• Tim Hammerich

Farming Microbes



Thanks to advancements in DNA sequencing and machine learning, scientists are able to single out microbes that can be beneficial to the way we grow food.


If the concept of microbes is new to you, think of the last meal you ate. To digest that food, you relied on an ecosystem of microbes in your body that aid in digestion.


Scientists estimate that the human body is made up of more microbial cells than human cells. So in some ways, we are more microbe than we are human.


I know how weird that sounds. Let that sink in a little bit.


This ecosystem of microbes that are on us and in us, called our microbiome, can be altered in ways that can affect how we think, feel, and behave. We are likely just starting to understand the importance and impacts of our microbiome.


We depend on a symbiotic relationship with microbes. We give them a home and an environment in which they can thrive, and in return some of them aid in fighting off environmental stressors or optimizing our performance or behavior in some way.


The same is true for plants. Companies like Indigo Ag are taking this advanced understanding of microbiology and applying it to crop performance with some impressive results. I had the chance to chat with David Perry, CEO and Director of Indigo Ag for the Future of Agriculture Podcast.


Indigo hopes that this microbial technology as well as other services will help them accomplish their mission of harnessing nature to help farmers feed the world in a more sustainable way.


David explains that in order to achieve this mission, Indigo focuses on “Improving the environmental sustainability of agriculture, improving the healthfulness of agriculture, and making farmers more profitable.”


Currently, Indigo delivers their beneficial microbes via a seed treatment. The microbes then grow as their “host” (the plant) grows. In cotton, for example, trials demonstrated a 14% yield increase over cotton not treated with Indigo’s microbial technology.

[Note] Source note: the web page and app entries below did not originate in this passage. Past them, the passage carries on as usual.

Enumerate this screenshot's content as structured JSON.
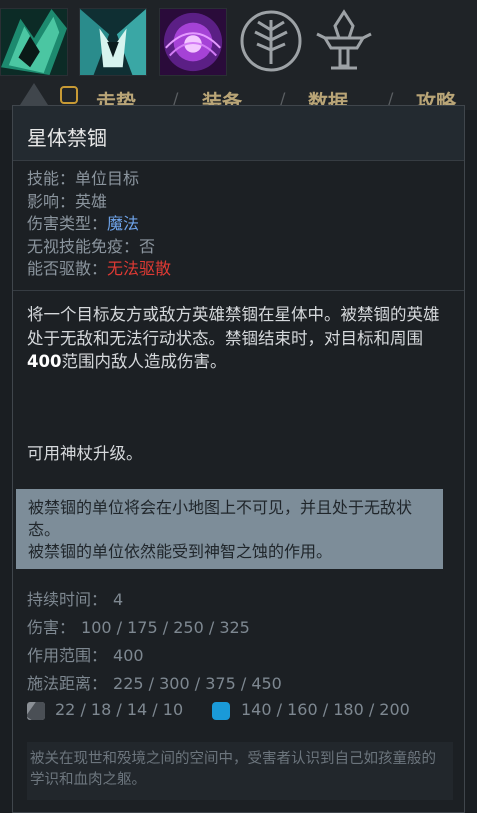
{
  "icon_strip": {
    "abilities": [
      {
        "icon": "ability-green-slash-icon"
      },
      {
        "icon": "ability-teal-horns-icon"
      },
      {
        "icon": "ability-purple-vortex-icon"
      }
    ],
    "talent_icon": "talent-tree-icon",
    "scepter_icon": "aghanim-scepter-icon"
  },
  "tab_bar": {
    "tabs": [
      "走势",
      "装备",
      "数据",
      "攻略"
    ]
  },
  "tooltip": {
    "title": "星体禁锢",
    "attributes": [
      {
        "key": "技能：",
        "value": "单位目标",
        "style": "normal"
      },
      {
        "key": "影响：",
        "value": "英雄",
        "style": "normal"
      },
      {
        "key": "伤害类型：",
        "value": "魔法",
        "style": "magic"
      },
      {
        "key": "无视技能免疫：",
        "value": "否",
        "style": "normal"
      },
      {
        "key": "能否驱散：",
        "value": "无法驱散",
        "style": "red"
      }
    ],
    "description_pre": "将一个目标友方或敌方英雄禁锢在星体中。被禁锢的英雄处于无敌和无法行动状态。禁锢结束时，对目标和周围",
    "description_bold": "400",
    "description_post": "范围内敌人造成伤害。",
    "upgrade_note": "可用神杖升级。",
    "notes": [
      "被禁锢的单位将会在小地图上不可见，并且处于无敌状态。",
      "被禁锢的单位依然能受到神智之蚀的作用。"
    ],
    "stats": [
      {
        "key": "持续时间：",
        "value": "4"
      },
      {
        "key": "伤害：",
        "value": "100 / 175 / 250 / 325"
      },
      {
        "key": "作用范围：",
        "value": "400"
      },
      {
        "key": "施法距离：",
        "value": "225 / 300 / 375 / 450"
      }
    ],
    "cooldown": "22 / 18 / 14 / 10",
    "mana_cost": "140 / 160 / 180 / 200",
    "lore": "被关在现世和殁境之间的空间中，受害者认识到自己如孩童般的学识和血肉之躯。"
  },
  "colors": {
    "magic": "#6fa4ea",
    "undispellable": "#e03a34",
    "note_bg": "#7d8d99",
    "mana": "#1a9ad8",
    "tab_gold": "#b9a577"
  }
}
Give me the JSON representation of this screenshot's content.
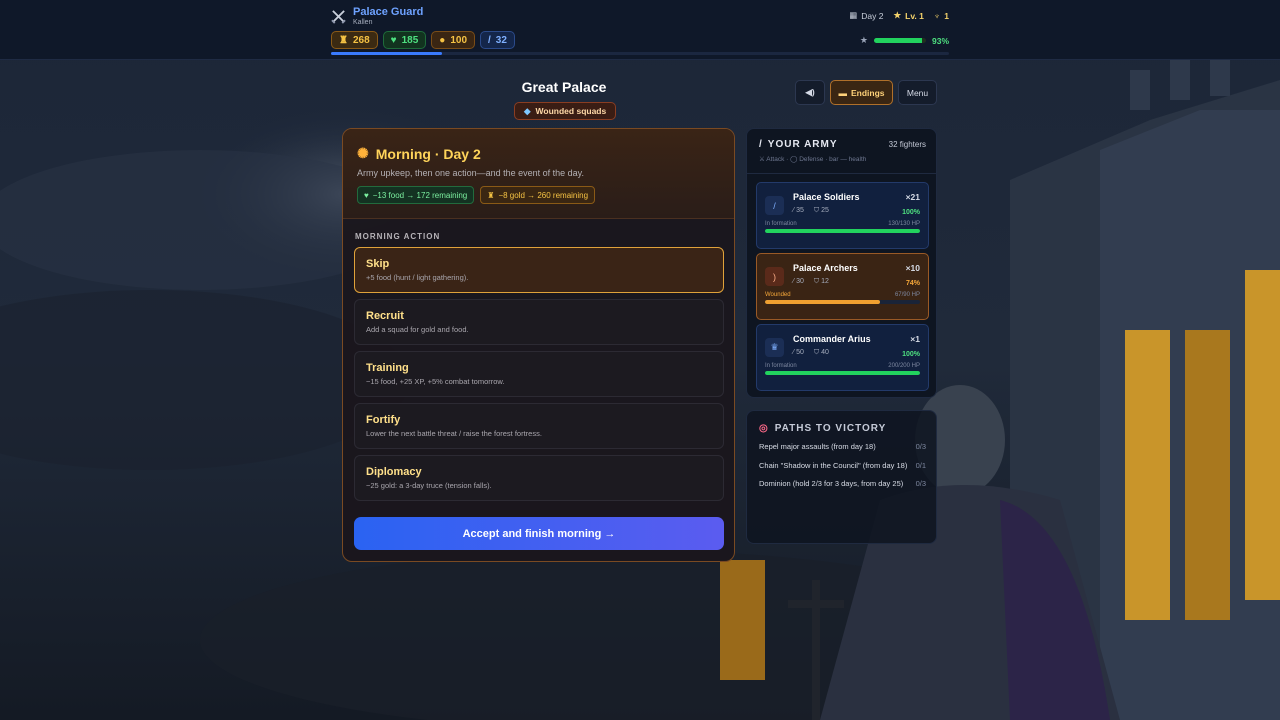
{
  "player": {
    "name": "Palace Guard",
    "subtitle": "Kallen"
  },
  "hud": {
    "day": "Day 2",
    "level": "Lv. 1",
    "trophies": "1"
  },
  "resources": {
    "gold": "268",
    "food": "185",
    "xp": "100",
    "power": "32"
  },
  "progress": {
    "fraction": 0.18
  },
  "morale": {
    "value": 0.93,
    "label": "93%"
  },
  "location": {
    "title": "Great Palace",
    "status": "Wounded squads"
  },
  "top_buttons": {
    "endings": "Endings",
    "menu": "Menu"
  },
  "phase": {
    "title": "Morning · Day 2",
    "description": "Army upkeep, then one action—and the event of the day.",
    "food_upkeep": "−13 food → 172 remaining",
    "gold_upkeep": "−8 gold → 260 remaining",
    "section_label": "MORNING ACTION",
    "actions": [
      {
        "title": "Skip",
        "desc": "+5 food (hunt / light gathering)."
      },
      {
        "title": "Recruit",
        "desc": "Add a squad for gold and food."
      },
      {
        "title": "Training",
        "desc": "−15 food, +25 XP, +5% combat tomorrow."
      },
      {
        "title": "Fortify",
        "desc": "Lower the next battle threat / raise the forest fortress."
      },
      {
        "title": "Diplomacy",
        "desc": "−25 gold: a 3-day truce (tension falls)."
      }
    ],
    "accept": "Accept and finish morning →"
  },
  "army": {
    "title": "YOUR ARMY",
    "count": "32 fighters",
    "legend": "⚔ Attack · ◯ Defense · bar — health",
    "units": [
      {
        "name": "Palace Soldiers",
        "qty": "×21",
        "attack": "35",
        "defense": "25",
        "pct": "100%",
        "status": "In formation",
        "hp": "130/130 HP",
        "health": 1.0
      },
      {
        "name": "Palace Archers",
        "qty": "×10",
        "attack": "30",
        "defense": "12",
        "pct": "74%",
        "status": "Wounded",
        "hp": "67/90 HP",
        "health": 0.74
      },
      {
        "name": "Commander Arius",
        "qty": "×1",
        "attack": "50",
        "defense": "40",
        "pct": "100%",
        "status": "In formation",
        "hp": "200/200 HP",
        "health": 1.0
      }
    ]
  },
  "paths": {
    "title": "PATHS TO VICTORY",
    "items": [
      {
        "label": "Repel major assaults (from day 18)",
        "progress": "0/3"
      },
      {
        "label": "Chain \"Shadow in the Council\" (from day 18)",
        "progress": "0/1"
      },
      {
        "label": "Dominion (hold 2/3 for 3 days, from day 25)",
        "progress": "0/3"
      }
    ]
  },
  "colors": {
    "accent": "#3a7bff",
    "gold": "#f6c344",
    "food": "#4ee080",
    "panel_border": "#7a4a22"
  }
}
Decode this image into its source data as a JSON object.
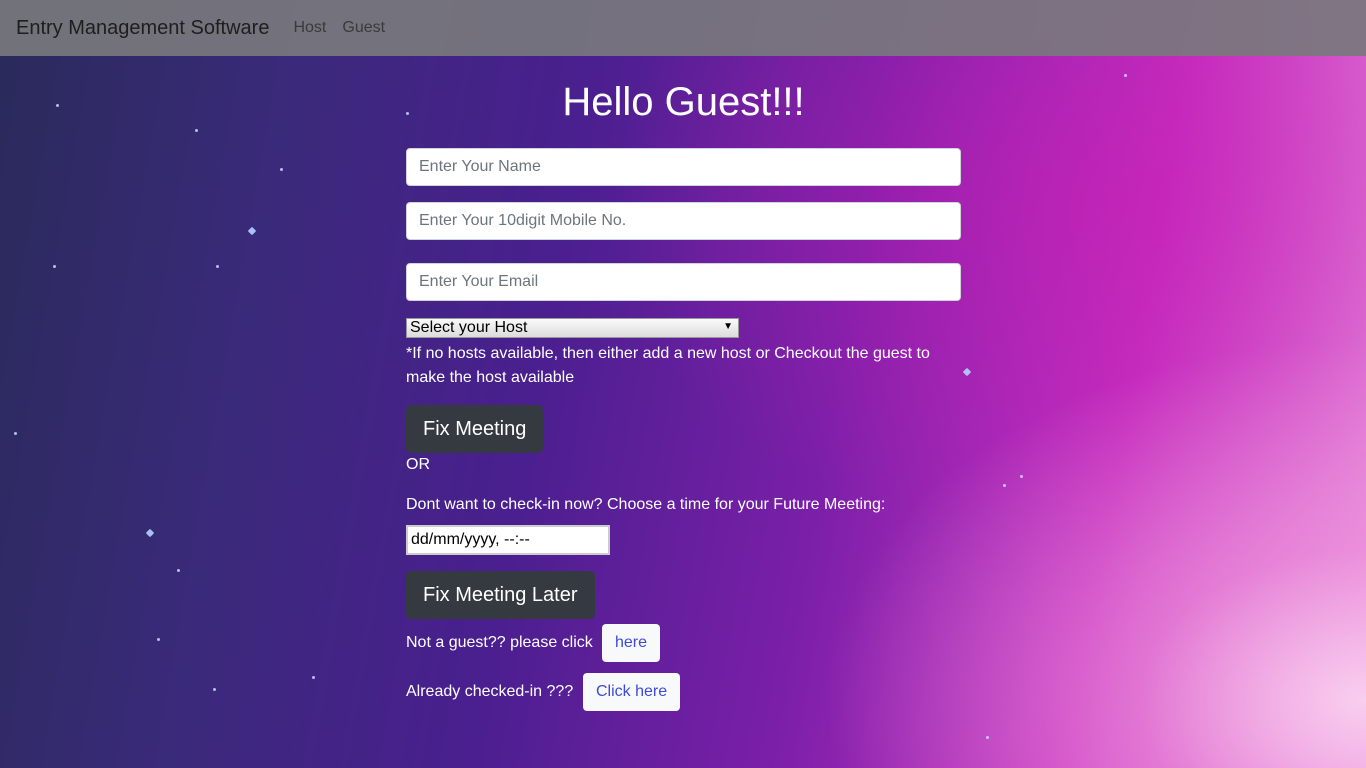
{
  "navbar": {
    "brand": "Entry Management Software",
    "links": [
      "Host",
      "Guest"
    ]
  },
  "main": {
    "title": "Hello Guest!!!",
    "name_placeholder": "Enter Your Name",
    "mobile_placeholder": "Enter Your 10digit Mobile No.",
    "email_placeholder": "Enter Your Email",
    "host_select": "Select your Host",
    "host_note": "*If no hosts available, then either add a new host or Checkout the guest to make the host available",
    "fix_meeting": "Fix Meeting",
    "or_text": "OR",
    "future_text": "Dont want to check-in now? Choose a time for your Future Meeting:",
    "datetime_value": "dd/mm/yyyy, --:--",
    "fix_meeting_later": "Fix Meeting Later",
    "not_guest_text": "Not a guest?? please click",
    "not_guest_button": "here",
    "checked_in_text": "Already checked-in ???",
    "checked_in_button": "Click here"
  }
}
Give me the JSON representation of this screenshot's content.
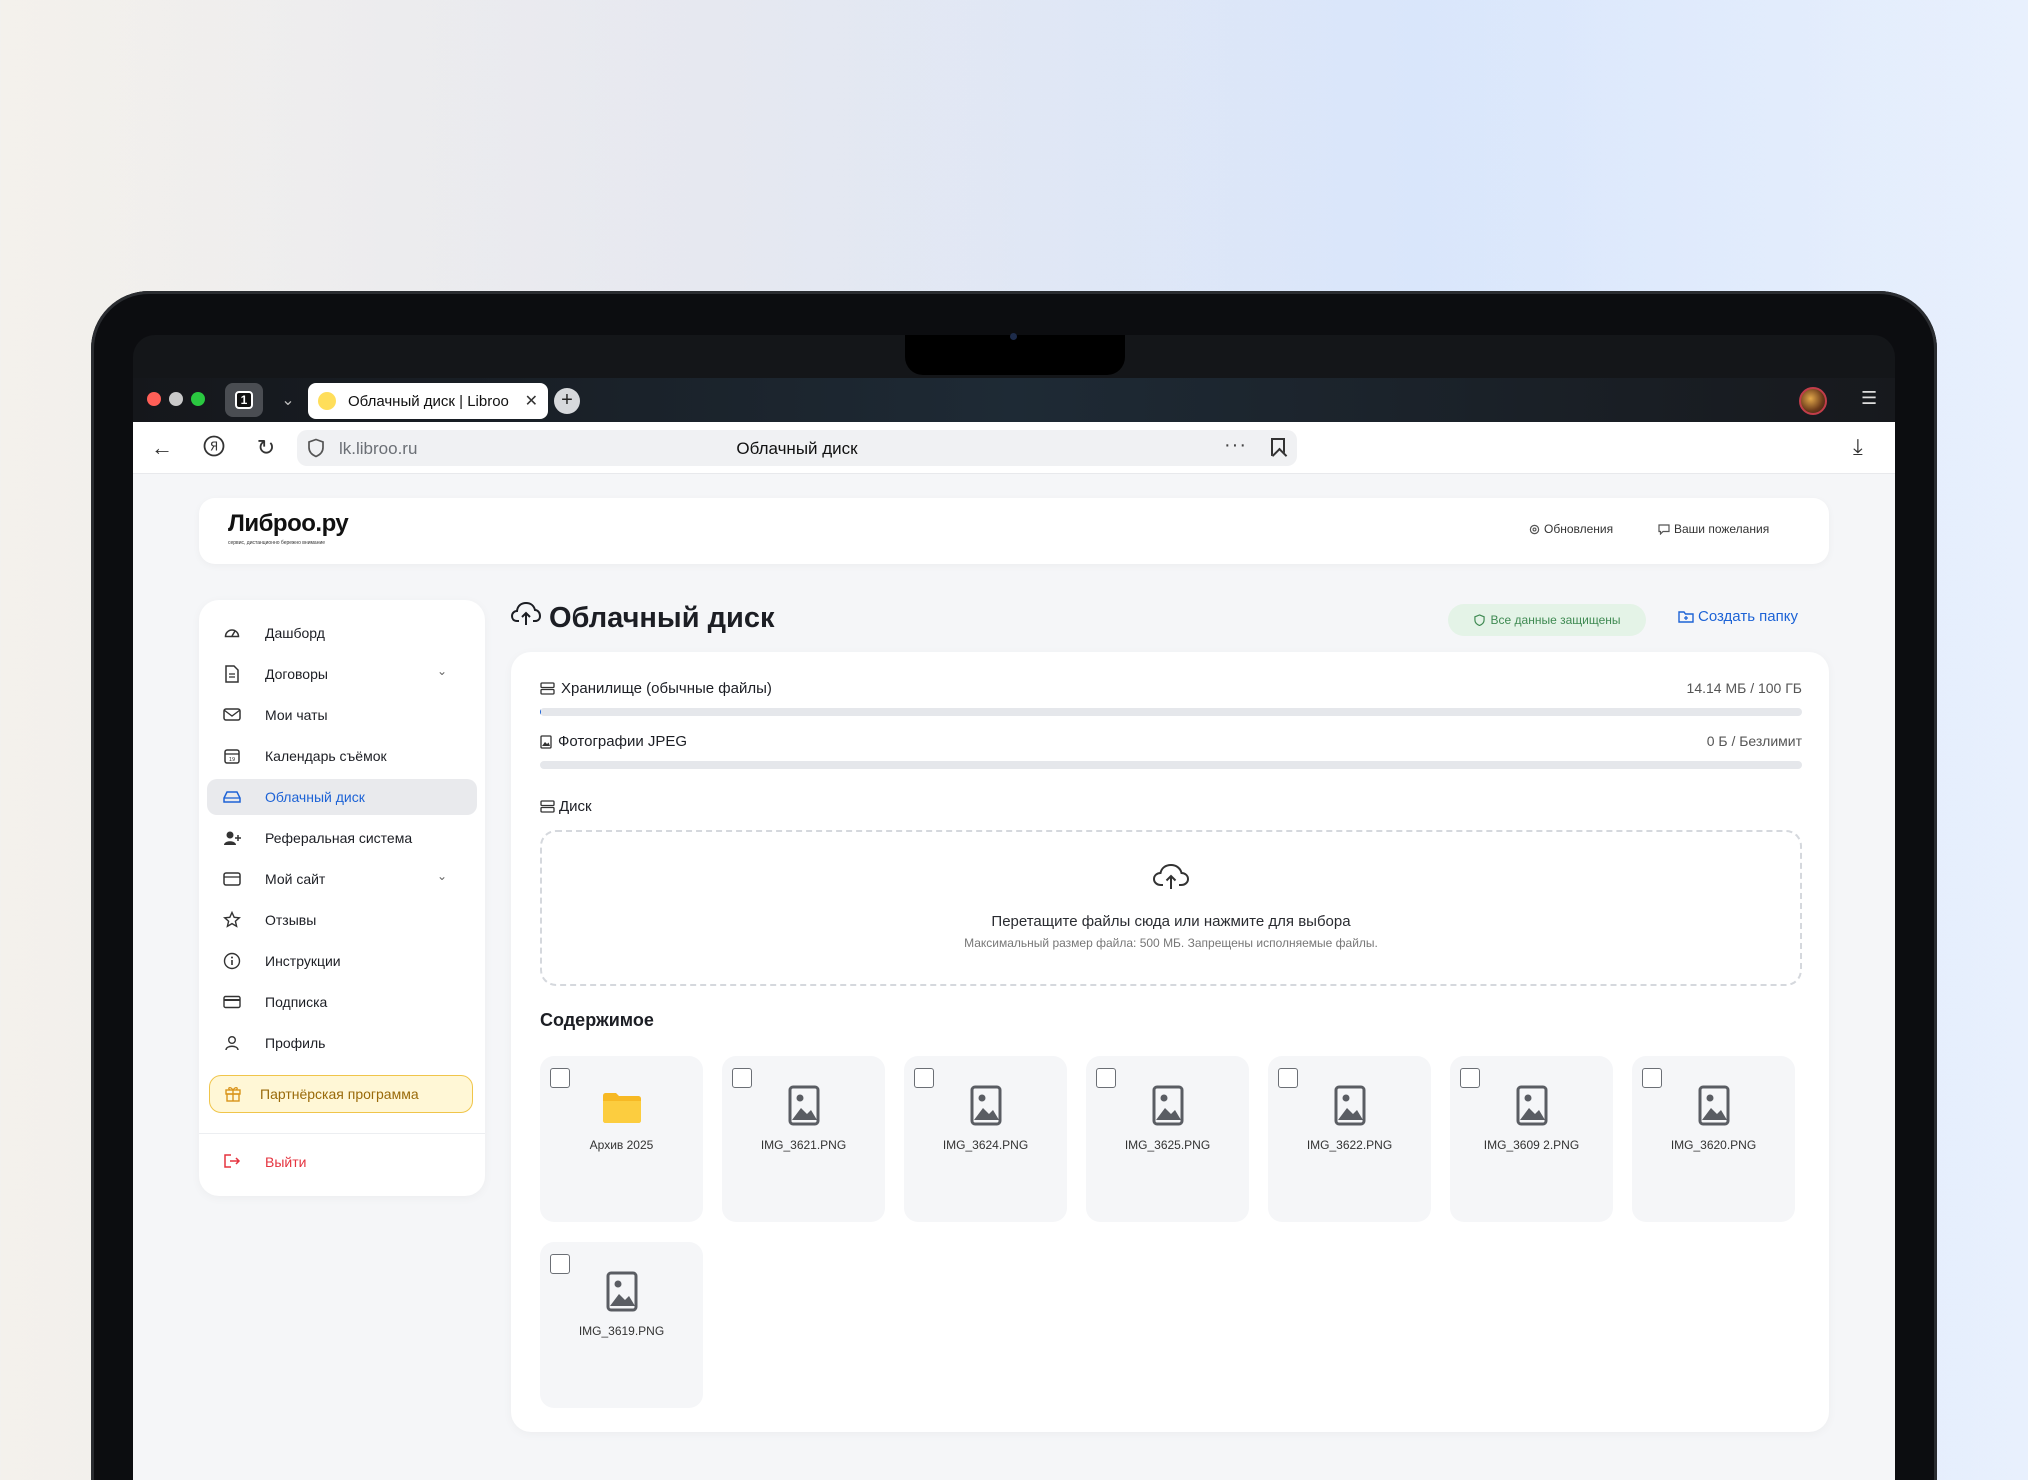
{
  "browser": {
    "tab_count": "1",
    "active_tab_title": "Облачный диск | Libroo",
    "url_host": "lk.libroo.ru",
    "page_title": "Облачный диск"
  },
  "header": {
    "logo_text": "Либроо.ру",
    "logo_tagline": "сервис, дистанционно бережно внимание",
    "updates_label": "Обновления",
    "wishes_label": "Ваши пожелания"
  },
  "sidebar": {
    "items": [
      {
        "label": "Дашборд",
        "icon": "gauge-icon"
      },
      {
        "label": "Договоры",
        "icon": "document-icon",
        "expandable": true
      },
      {
        "label": "Мои чаты",
        "icon": "chat-icon"
      },
      {
        "label": "Календарь съёмок",
        "icon": "calendar-icon"
      },
      {
        "label": "Облачный диск",
        "icon": "drive-icon",
        "active": true
      },
      {
        "label": "Реферальная система",
        "icon": "user-plus-icon"
      },
      {
        "label": "Мой сайт",
        "icon": "window-icon",
        "expandable": true
      },
      {
        "label": "Отзывы",
        "icon": "star-icon"
      },
      {
        "label": "Инструкции",
        "icon": "info-icon"
      },
      {
        "label": "Подписка",
        "icon": "card-icon"
      },
      {
        "label": "Профиль",
        "icon": "user-icon"
      }
    ],
    "partner_label": "Партнёрская программа",
    "logout_label": "Выйти"
  },
  "main": {
    "title": "Облачный диск",
    "secure_badge": "Все данные защищены",
    "create_folder": "Создать папку",
    "storage": [
      {
        "label": "Хранилище (обычные файлы)",
        "value": "14.14 МБ / 100 ГБ",
        "fill": 0.0001
      },
      {
        "label": "Фотографии JPEG",
        "value": "0 Б / Безлимит",
        "fill": 0
      }
    ],
    "disk_label": "Диск",
    "dropzone_main": "Перетащите файлы сюда или нажмите для выбора",
    "dropzone_sub": "Максимальный размер файла: 500 МБ. Запрещены исполняемые файлы.",
    "content_title": "Содержимое",
    "files": [
      {
        "name": "Архив 2025",
        "type": "folder"
      },
      {
        "name": "IMG_3621.PNG",
        "type": "image"
      },
      {
        "name": "IMG_3624.PNG",
        "type": "image"
      },
      {
        "name": "IMG_3625.PNG",
        "type": "image"
      },
      {
        "name": "IMG_3622.PNG",
        "type": "image"
      },
      {
        "name": "IMG_3609 2.PNG",
        "type": "image"
      },
      {
        "name": "IMG_3620.PNG",
        "type": "image"
      },
      {
        "name": "IMG_3619.PNG",
        "type": "image"
      }
    ]
  },
  "colors": {
    "accent": "#1d63d6",
    "danger": "#e5333f",
    "success_bg": "#e4f3e7",
    "folder": "#f7b924"
  }
}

Finding the right microbe is the “hard part” according to David. “In concept, what we do is simple. In practice, the identification and discovery of these microbes is really complex”.


Advances in DNA sequencing and machine learning have helped the process of analyzing microbes and identifying those that are best suited to target key crop stressors. For example, specific beneficial microbes can allow a cotton plant to withstand drought conditions. These microbes are sampled from all around the world and the DNA sequence is turned into 1s and 0s so the machine learning can take over the analysis. Pretty cool.


This would not be possible without this technology. Four years ago the cost to perform this analysis was at least $1,000 per bacteria. Now it’s less than $10.

David and his team are very bullish on the potential for microbial technology in agriculture.


“I think there is a future in which we use less than half of the chemical fertilizer we use today, and we may eliminate as much as 90% of the chemical insecticides and fungicides”.


Microbes can be utilized to impact all sorts of common crop stressors, such as water stress, salinity, nutrient deficiency, and pest and disease susceptibility. Indigo decided to start with water stress, because that is where they saw the fewest alternative products available to treat that problem.


Despite the efficacy of the product, and the fact that Indigo has found an ecological solution that can be implemented at scale, there are still challenges in bringing technology like this to the market.


Indigo has gone directly to the farmer to treat their seed before planting. They are going one step further to partner with buyers of farm products to offer incentives to farmers to use this technology.


He includes the example of their supply agreement with GrainCraft, one of the largest flour millers in the United States. Indigo agreed to supply at least 1,000,000 bushels of wheat meeting certain specifications for the upcoming crop year. In order to achieve this, Indigo has contracted with farmers to grow their wheat and provide them with a premium to the market for doing so.


This is a very unusual agreement for a crop input company, and another example of the confidence they have in their product.


David also shares in the interview about an on-farm storage program that Indigo is promoting in an effort to help farmers capture more of the value of their crops.


“One key to improving economic prosperity for farmers, I think, is to move farming from being a completely commoditized business to one where farmers are increasingly producing things that are value added. That people or buyers are willing to pay more for. And if we do that we serve the whole system. You know, farmers do better economically and consumers are able to get what they want” says Perry.